Adults pay $8 for unlimited free plays on the course. The last hole swallows the ball. Players are told to skip the 18th or to come inside for a replacement ball before their next round.
“The people tend to really enjoy the fact that it is unique,” Butler said, noting some intrepid golfers will play during cold and windy winter days.
About half the revenue generated by the North Star businesses is money spent by locals, according to the owner. Area visitors spend the other half. The pizza and food side of the operation bring in about 85 cents of every dollar. Bowling, golf and the coin arcade contribute the other 15 cents, and most of these revenue are spent by visitors.
“North Star started as a bowling center that had a snack bar,” Butler said. “And now it’s a pizza parlor and sandwich shop that happens to have recreation.”
Born and raised in central Massachusetts, Butler came to Vermont after living on Cape Cod. He became enamored with the state after his future wife showed him around her hometown of Bennington.
“I will never leave Vermont — voluntarily,” Butler said. “It’s a very hard spot to make a living. I enjoy the lifestyle much more so than cash.”

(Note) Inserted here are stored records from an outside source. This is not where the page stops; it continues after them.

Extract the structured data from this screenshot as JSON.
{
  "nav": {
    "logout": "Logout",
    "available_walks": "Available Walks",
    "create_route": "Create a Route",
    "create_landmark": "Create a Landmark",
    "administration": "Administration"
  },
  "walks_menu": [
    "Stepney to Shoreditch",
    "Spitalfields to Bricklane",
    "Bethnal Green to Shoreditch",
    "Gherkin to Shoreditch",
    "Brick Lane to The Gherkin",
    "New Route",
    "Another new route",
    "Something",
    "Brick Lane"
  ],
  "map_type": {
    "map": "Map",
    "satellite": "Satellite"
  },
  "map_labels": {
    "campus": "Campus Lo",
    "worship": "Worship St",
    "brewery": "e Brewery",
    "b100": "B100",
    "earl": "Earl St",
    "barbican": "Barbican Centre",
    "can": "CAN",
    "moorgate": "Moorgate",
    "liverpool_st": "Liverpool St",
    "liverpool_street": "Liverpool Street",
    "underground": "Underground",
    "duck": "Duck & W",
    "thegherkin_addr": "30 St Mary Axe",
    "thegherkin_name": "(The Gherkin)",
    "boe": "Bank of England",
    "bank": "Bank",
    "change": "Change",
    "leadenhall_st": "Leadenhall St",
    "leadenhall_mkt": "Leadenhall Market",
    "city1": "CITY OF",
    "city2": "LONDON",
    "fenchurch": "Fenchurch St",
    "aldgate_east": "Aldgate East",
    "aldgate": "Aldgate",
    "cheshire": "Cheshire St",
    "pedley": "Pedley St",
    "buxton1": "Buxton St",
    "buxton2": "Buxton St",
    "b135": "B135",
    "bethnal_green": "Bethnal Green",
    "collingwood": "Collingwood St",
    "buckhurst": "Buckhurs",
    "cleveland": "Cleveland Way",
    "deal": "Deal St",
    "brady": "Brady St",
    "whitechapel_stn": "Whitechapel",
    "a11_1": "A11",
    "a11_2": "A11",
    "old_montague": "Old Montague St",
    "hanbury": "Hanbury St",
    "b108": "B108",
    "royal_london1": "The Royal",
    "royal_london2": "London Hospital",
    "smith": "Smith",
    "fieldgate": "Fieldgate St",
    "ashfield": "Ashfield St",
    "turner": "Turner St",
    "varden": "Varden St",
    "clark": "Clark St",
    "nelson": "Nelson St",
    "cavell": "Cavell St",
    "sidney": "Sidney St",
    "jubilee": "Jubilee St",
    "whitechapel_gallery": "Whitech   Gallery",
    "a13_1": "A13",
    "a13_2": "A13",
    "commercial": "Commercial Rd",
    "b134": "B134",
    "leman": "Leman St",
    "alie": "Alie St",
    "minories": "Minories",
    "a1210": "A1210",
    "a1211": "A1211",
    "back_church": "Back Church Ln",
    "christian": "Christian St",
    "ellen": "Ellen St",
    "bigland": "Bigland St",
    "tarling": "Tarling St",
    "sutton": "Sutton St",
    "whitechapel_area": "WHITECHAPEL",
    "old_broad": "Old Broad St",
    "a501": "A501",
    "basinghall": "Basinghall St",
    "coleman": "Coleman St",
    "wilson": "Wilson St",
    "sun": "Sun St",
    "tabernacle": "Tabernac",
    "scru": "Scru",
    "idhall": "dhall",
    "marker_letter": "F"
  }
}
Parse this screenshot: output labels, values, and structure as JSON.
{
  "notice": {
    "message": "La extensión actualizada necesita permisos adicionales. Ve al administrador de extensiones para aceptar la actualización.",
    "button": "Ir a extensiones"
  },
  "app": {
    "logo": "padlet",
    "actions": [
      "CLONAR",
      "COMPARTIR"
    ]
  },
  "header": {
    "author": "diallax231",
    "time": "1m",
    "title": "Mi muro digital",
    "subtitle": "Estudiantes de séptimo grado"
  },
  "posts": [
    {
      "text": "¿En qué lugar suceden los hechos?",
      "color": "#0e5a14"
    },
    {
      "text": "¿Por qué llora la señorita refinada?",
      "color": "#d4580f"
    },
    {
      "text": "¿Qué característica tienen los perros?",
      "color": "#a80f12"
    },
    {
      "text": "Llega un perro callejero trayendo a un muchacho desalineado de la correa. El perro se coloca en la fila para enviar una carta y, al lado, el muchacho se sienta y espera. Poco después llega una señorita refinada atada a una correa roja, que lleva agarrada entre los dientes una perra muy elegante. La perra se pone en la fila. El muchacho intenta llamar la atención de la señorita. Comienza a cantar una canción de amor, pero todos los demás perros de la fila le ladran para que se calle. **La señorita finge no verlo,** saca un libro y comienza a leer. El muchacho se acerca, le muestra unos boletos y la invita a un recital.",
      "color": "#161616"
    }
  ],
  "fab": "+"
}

Butler had worked in restaurants while in high school and college, but his 1979 purchase of North Star Bowl was his first experience as the owner-operator of a food-service establishment. He would spend the next few decades near the restaurant’s pizza oven, grill and sandwich table.
His present wife, Beverly, now handles much of the cooking. On Labor Day morning, she and some of North Star’s other employees — the workforce numbers 12 people — moved food preparation carts between the front counter and a rear area near the bowling lanes.

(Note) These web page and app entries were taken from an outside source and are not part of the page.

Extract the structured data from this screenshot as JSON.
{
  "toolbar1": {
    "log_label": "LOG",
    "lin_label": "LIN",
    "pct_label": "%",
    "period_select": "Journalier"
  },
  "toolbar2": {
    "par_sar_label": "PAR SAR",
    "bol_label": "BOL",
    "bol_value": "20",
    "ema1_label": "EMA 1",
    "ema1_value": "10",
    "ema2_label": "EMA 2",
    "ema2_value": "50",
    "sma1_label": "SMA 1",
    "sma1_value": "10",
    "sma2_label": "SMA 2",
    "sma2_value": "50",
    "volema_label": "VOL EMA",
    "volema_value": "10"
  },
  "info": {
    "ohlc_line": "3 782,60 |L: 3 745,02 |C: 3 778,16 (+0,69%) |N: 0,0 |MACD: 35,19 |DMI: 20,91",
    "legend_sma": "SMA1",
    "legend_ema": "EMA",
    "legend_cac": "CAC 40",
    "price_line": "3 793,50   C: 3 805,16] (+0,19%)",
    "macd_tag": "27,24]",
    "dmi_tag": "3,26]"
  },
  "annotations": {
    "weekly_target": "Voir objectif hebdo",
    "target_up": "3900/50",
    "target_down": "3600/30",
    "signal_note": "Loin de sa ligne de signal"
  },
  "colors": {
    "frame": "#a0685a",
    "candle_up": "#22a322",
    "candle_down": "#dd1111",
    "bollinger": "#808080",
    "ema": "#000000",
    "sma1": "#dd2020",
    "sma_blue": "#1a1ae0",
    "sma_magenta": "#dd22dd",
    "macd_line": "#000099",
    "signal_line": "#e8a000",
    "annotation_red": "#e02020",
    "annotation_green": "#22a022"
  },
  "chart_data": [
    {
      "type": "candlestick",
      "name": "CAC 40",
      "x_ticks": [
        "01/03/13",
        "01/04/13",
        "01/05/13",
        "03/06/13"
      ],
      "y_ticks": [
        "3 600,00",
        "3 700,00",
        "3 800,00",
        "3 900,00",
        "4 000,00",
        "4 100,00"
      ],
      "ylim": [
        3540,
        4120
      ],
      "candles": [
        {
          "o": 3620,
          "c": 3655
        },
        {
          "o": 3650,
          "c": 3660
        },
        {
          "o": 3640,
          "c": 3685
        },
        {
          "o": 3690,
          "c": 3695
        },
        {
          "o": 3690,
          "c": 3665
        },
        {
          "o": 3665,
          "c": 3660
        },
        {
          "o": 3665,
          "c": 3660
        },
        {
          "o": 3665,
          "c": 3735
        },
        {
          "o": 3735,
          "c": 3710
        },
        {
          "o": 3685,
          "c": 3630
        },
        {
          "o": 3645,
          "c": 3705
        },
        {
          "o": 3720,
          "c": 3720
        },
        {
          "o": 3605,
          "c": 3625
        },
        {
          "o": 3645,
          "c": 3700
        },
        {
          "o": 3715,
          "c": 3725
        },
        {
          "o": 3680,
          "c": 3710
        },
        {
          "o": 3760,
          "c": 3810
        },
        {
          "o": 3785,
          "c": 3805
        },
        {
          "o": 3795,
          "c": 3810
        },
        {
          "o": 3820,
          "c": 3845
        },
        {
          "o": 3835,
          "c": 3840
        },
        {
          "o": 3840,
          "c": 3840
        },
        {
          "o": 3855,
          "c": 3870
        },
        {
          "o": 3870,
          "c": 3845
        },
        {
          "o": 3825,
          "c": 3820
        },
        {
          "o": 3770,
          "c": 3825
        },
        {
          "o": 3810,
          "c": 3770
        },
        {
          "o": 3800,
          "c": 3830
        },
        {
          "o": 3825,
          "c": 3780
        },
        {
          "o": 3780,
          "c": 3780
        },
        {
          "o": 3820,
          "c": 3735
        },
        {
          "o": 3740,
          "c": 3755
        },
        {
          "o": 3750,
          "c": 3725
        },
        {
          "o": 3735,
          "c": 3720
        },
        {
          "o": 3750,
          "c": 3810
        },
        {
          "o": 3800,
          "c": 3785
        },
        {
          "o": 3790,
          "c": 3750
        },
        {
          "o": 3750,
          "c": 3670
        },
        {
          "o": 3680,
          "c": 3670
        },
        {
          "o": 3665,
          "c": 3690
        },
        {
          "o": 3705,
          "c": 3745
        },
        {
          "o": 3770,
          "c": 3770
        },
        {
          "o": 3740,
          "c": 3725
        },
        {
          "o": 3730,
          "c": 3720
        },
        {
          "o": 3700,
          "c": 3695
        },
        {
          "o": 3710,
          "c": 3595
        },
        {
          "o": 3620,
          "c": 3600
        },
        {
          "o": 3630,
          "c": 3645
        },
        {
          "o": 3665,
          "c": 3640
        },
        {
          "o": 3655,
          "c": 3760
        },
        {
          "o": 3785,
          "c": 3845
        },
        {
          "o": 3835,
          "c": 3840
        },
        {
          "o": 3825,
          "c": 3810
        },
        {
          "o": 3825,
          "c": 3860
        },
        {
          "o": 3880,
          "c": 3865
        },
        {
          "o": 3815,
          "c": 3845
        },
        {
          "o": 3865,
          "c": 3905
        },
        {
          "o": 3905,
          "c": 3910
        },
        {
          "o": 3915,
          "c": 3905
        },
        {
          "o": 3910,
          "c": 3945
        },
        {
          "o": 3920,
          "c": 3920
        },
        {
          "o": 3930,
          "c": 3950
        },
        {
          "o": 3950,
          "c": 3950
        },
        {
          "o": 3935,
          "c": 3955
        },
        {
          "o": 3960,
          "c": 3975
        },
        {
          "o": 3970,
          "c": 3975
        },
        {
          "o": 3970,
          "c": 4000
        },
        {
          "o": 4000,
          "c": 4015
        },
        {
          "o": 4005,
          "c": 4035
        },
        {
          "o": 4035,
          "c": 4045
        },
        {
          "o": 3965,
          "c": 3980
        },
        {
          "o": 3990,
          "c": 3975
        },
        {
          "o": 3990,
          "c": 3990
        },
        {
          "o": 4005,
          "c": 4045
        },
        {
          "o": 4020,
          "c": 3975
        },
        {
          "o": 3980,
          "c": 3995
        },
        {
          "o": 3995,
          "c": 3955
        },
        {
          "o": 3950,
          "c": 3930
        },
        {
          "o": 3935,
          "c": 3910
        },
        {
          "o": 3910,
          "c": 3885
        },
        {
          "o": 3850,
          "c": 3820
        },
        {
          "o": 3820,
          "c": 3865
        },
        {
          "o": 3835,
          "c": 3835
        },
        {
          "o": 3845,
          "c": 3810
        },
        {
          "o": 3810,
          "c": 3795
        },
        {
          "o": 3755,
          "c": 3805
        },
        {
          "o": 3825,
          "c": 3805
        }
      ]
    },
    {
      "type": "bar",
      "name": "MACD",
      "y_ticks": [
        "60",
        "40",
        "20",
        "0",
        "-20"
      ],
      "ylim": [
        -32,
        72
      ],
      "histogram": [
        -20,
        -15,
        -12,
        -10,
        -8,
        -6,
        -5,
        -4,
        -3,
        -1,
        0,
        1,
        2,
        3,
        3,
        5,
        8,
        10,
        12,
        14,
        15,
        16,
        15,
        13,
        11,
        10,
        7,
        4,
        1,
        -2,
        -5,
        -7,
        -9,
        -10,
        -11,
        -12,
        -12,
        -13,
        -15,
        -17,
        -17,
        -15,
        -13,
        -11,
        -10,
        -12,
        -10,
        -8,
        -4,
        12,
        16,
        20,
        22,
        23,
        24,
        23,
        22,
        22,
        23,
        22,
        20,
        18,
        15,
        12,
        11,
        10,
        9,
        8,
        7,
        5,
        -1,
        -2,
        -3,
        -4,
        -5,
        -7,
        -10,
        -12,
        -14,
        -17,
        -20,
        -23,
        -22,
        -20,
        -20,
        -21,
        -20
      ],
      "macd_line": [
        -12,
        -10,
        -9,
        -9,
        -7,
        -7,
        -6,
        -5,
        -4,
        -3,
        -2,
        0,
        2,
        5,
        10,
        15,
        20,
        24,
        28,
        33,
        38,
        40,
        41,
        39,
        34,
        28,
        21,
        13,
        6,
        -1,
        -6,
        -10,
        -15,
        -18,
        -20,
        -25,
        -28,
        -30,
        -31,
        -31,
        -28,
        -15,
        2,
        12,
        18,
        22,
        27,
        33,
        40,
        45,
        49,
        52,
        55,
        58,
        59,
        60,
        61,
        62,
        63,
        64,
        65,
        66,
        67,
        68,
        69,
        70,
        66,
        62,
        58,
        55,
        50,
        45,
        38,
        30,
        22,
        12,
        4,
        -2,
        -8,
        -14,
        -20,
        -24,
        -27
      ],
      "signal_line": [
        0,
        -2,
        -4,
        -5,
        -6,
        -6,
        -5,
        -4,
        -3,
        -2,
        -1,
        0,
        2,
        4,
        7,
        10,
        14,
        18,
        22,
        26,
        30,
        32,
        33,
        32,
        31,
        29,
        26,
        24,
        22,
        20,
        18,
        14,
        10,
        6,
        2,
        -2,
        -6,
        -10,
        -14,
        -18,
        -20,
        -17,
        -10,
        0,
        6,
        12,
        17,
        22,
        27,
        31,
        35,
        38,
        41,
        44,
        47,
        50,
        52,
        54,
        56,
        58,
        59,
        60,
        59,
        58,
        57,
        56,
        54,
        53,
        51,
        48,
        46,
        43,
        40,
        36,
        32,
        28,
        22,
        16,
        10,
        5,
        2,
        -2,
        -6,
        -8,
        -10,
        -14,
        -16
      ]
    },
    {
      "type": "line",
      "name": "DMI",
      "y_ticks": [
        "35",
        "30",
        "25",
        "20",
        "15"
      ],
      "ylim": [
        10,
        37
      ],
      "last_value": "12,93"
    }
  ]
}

“I assist when they need me,” Butler said. “I’m more there to assist as needed.”
The bowling center had nine lanes at the time of Butler’s acquisition. There were 200 people in bowling leagues, and a waiting list to join.
Three of the lanes were ruined by floodwaters from the remnants of Tropical Storm Irene in August 2011. Butler said it would cost more to return even one of them to service than he spent to purchase the entire property. When league bowling was suspended, because of the pandemic, only 18 people were involved in the organized effort.

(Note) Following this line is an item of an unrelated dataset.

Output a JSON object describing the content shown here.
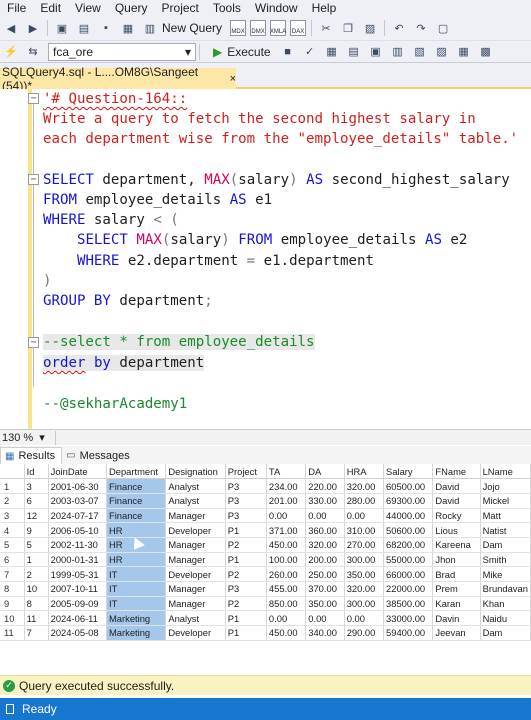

Butler blamed the drop in league participation on fewer factory-type jobs compared to 42 years ago. He has a theory for why many young people have no interest in bowling.
“If you can’t text, you’re not alive today,” Butler said, more exasperated than angry. “And you can’t text and bowl at the same time.”
Even if he does not understand a smartphone addiction, Butler said he does appreciate the stellar results of the summer season that was just concluded. North Star’s food sales were through the roof, and revenue from the coin-op arcade, mini-golf course and even the six bowling lanes made summer 2021 the most memorable since he bought the property.
“It was all pandemic-driven,” Butler said. “People wanted to get out, and money was not an object. Time was not an object. It was just families wanting to entertain their kids.”